Instructions for the task:
Scan the data, and whenever a line contains "Configuration", copy it.

Provided records:
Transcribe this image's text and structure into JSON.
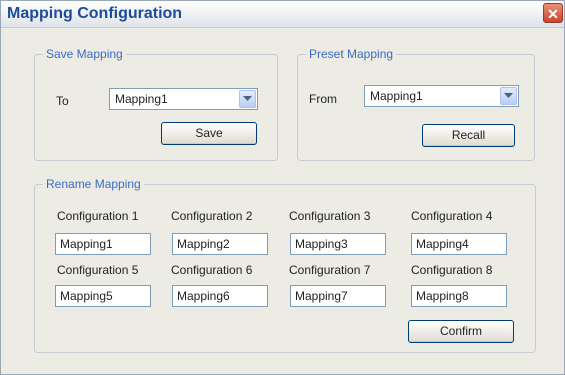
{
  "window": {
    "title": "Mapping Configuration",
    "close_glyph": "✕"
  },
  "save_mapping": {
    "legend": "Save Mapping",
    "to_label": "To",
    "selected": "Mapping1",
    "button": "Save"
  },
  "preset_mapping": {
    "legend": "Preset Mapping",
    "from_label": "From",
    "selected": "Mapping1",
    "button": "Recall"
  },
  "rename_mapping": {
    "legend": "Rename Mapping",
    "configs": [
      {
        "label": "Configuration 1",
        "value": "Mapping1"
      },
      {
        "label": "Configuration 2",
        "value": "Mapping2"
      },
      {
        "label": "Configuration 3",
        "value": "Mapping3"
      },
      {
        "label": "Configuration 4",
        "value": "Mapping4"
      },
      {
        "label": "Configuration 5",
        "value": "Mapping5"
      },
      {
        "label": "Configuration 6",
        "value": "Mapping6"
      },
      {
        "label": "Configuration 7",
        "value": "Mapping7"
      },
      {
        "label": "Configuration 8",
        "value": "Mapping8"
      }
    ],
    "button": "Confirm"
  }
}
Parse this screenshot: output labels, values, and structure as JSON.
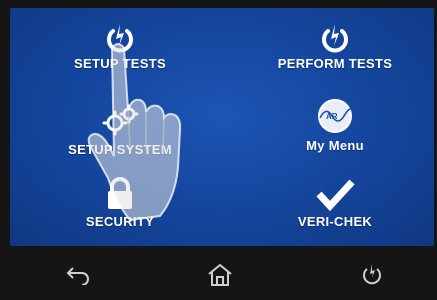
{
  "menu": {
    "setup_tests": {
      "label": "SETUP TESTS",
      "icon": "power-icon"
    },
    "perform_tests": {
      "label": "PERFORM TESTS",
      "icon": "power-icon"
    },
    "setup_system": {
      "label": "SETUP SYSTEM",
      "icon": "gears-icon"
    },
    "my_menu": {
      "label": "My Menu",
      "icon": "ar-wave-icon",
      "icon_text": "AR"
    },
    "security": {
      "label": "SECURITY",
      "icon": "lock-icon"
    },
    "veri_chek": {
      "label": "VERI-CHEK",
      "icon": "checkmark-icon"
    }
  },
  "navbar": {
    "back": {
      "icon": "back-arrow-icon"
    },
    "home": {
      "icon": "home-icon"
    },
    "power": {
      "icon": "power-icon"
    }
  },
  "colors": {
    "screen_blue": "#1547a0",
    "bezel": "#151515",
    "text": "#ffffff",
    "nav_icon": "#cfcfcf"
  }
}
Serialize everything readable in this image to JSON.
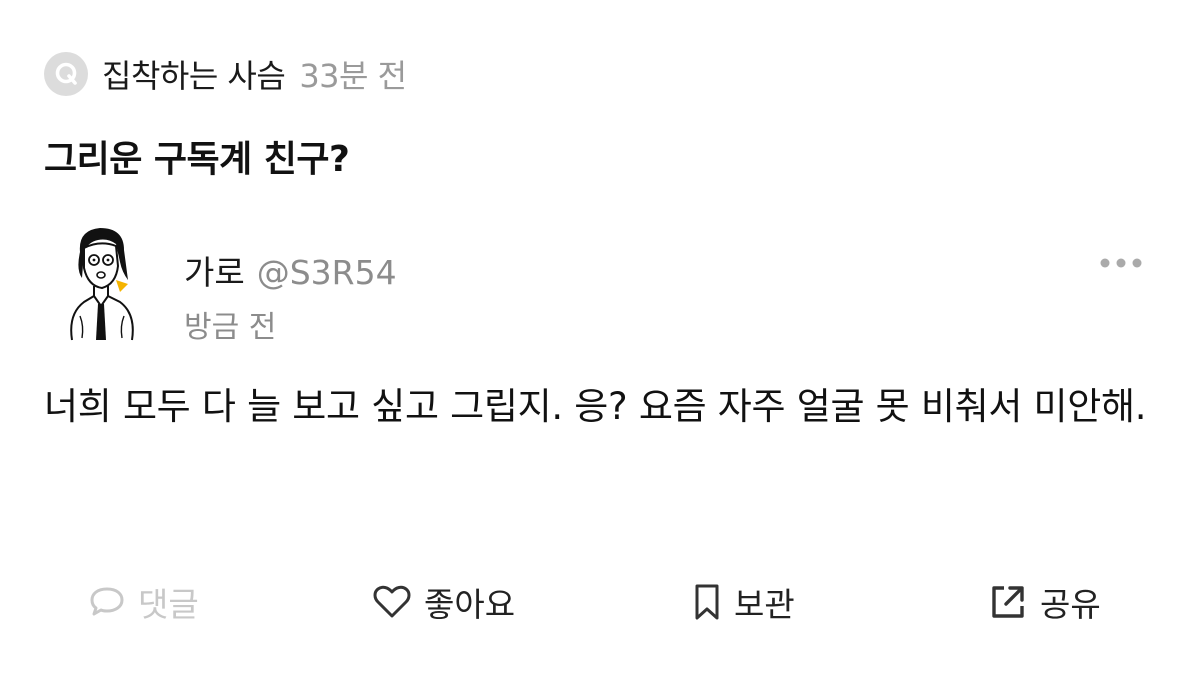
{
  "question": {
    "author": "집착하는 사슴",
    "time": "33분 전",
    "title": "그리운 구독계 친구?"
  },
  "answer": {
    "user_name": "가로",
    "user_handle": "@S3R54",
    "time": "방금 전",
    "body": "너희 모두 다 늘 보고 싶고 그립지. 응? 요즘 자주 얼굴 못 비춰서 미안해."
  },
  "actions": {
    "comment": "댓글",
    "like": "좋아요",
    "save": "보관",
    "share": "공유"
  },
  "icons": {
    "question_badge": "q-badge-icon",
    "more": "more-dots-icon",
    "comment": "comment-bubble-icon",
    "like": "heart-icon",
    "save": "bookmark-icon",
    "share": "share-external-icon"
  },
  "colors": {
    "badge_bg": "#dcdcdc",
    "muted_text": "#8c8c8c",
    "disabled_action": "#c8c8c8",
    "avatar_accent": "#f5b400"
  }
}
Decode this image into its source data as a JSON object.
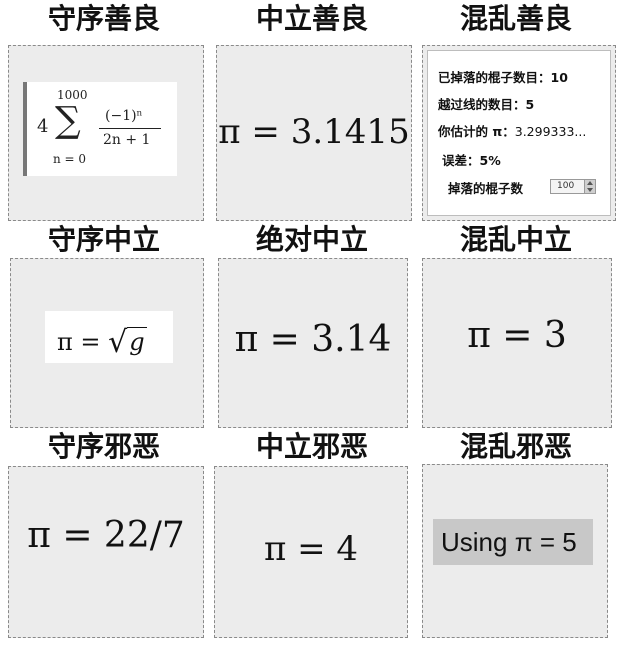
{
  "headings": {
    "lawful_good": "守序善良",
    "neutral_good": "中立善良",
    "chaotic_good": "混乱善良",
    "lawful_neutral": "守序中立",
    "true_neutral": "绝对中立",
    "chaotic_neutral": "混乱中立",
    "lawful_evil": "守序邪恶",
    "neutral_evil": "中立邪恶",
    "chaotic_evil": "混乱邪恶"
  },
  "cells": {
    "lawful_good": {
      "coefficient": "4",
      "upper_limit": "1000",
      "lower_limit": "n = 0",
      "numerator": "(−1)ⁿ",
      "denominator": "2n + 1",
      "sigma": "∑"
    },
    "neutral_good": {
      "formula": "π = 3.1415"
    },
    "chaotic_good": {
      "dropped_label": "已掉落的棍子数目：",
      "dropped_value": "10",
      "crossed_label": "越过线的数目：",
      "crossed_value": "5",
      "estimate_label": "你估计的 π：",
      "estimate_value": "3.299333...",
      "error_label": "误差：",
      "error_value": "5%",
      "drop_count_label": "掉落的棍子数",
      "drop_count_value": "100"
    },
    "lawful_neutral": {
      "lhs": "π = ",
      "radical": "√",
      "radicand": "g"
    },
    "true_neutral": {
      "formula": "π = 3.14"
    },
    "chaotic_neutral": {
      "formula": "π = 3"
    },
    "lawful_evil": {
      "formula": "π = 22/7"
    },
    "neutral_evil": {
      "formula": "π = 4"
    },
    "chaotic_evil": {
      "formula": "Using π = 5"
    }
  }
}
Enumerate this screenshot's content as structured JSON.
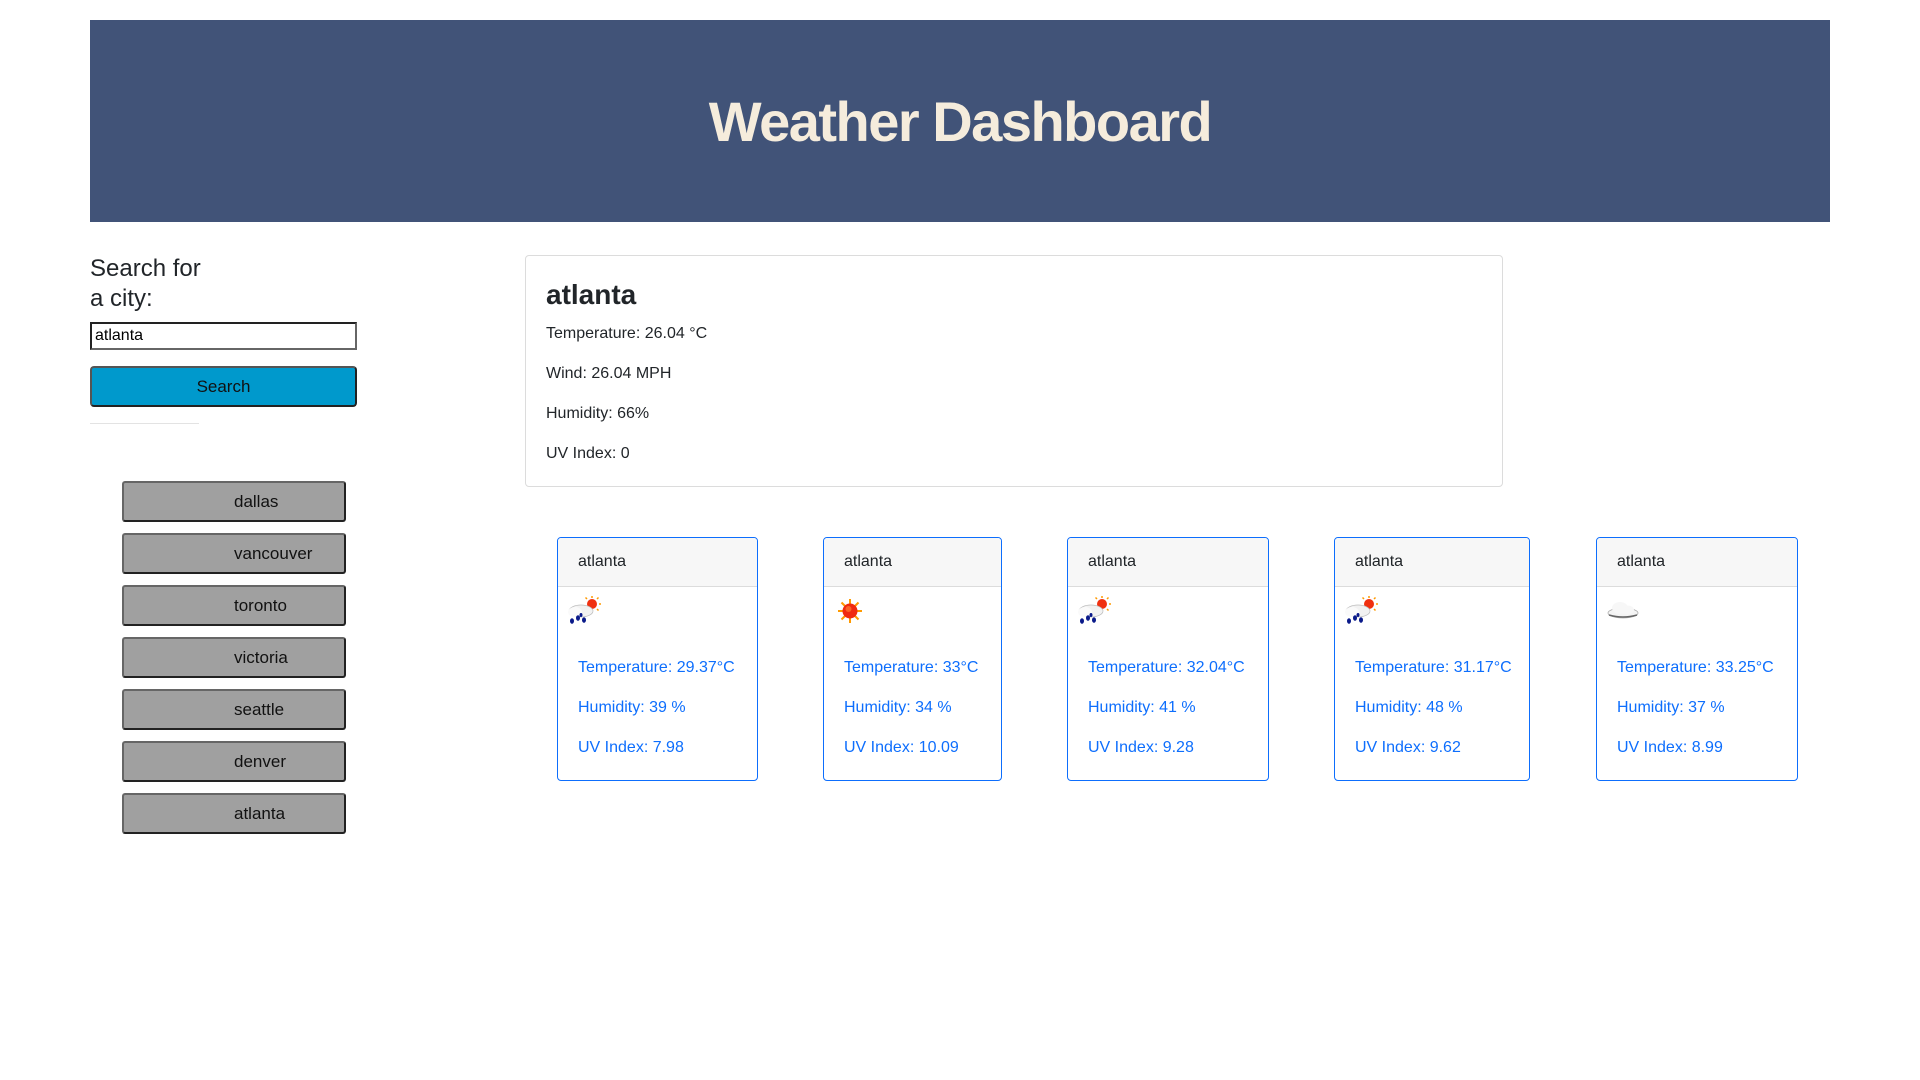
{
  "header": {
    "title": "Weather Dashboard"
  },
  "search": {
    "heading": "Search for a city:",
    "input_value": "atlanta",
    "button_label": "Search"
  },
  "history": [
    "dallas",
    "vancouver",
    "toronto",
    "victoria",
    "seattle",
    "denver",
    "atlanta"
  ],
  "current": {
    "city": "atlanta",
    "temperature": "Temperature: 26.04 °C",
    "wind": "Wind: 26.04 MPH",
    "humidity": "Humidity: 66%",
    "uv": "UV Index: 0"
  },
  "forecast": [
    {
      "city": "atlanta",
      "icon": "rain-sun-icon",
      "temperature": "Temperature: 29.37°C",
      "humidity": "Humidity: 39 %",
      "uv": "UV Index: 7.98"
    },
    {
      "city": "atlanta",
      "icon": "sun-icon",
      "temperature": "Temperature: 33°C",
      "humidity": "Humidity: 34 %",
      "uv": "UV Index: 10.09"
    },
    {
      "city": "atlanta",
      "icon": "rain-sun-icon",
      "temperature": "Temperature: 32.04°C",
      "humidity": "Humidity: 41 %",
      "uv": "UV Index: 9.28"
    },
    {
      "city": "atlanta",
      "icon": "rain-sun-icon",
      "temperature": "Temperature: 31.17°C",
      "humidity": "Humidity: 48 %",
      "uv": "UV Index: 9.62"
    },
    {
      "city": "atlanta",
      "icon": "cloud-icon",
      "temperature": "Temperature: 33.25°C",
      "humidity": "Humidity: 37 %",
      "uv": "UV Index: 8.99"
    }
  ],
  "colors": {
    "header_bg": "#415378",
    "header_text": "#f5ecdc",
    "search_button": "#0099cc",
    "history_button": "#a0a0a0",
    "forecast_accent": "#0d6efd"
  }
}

Exercise response:
    "title": "Mapping Configuration",
        "label": "Configuration 1",
        "label": "Configuration 2",
        "label": "Configuration 3",
        "label": "Configuration 4",
        "label": "Configuration 5",
        "label": "Configuration 6",
        "label": "Configuration 7",
        "label": "Configuration 8",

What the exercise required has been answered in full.